━━━━━ Data provided ━━━━━

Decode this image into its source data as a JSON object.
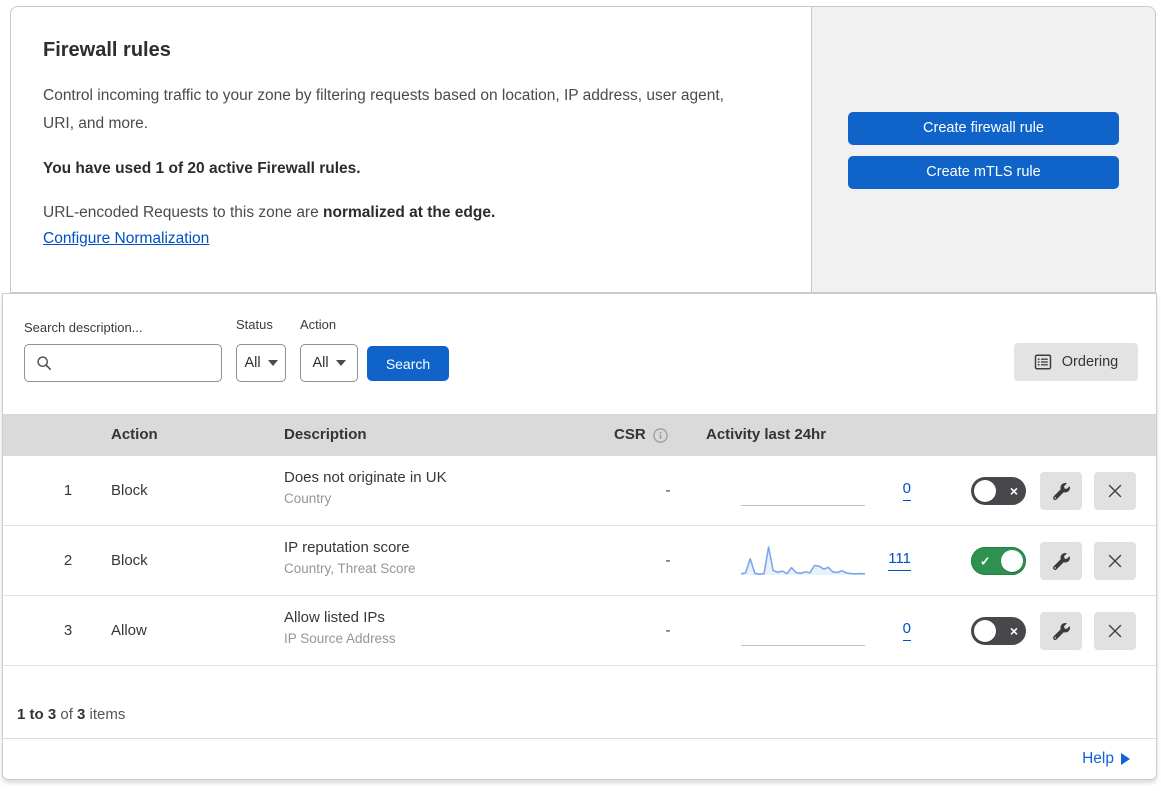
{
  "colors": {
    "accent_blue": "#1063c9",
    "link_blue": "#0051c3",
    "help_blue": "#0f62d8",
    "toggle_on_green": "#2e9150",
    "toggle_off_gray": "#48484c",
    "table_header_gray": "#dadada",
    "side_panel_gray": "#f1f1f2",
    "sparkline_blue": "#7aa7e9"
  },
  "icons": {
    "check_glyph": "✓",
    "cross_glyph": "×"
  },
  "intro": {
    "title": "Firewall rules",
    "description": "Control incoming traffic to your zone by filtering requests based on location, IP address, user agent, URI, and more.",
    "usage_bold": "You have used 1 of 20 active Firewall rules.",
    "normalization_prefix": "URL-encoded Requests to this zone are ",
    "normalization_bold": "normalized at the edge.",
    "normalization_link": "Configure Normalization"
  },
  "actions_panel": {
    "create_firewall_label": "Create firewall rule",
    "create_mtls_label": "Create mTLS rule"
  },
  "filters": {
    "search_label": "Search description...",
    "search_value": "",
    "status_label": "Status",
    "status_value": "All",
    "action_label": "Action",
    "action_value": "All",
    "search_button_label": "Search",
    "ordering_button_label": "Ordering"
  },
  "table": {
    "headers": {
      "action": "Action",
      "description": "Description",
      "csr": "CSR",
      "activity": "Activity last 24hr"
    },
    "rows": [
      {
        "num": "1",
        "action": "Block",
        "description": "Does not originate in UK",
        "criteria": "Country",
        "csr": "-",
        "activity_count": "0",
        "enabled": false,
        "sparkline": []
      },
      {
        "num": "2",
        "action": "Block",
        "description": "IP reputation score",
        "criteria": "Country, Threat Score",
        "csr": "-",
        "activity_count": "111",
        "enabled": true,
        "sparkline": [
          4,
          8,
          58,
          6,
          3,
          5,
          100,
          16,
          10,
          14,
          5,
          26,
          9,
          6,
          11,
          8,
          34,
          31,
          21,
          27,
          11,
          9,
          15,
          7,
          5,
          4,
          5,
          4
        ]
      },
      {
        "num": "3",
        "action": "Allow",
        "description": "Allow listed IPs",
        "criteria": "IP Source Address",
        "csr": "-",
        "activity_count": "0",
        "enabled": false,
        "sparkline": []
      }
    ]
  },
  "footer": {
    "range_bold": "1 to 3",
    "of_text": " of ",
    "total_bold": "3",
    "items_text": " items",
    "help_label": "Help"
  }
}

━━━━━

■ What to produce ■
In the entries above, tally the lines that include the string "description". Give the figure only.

■ Reply to the task ■
6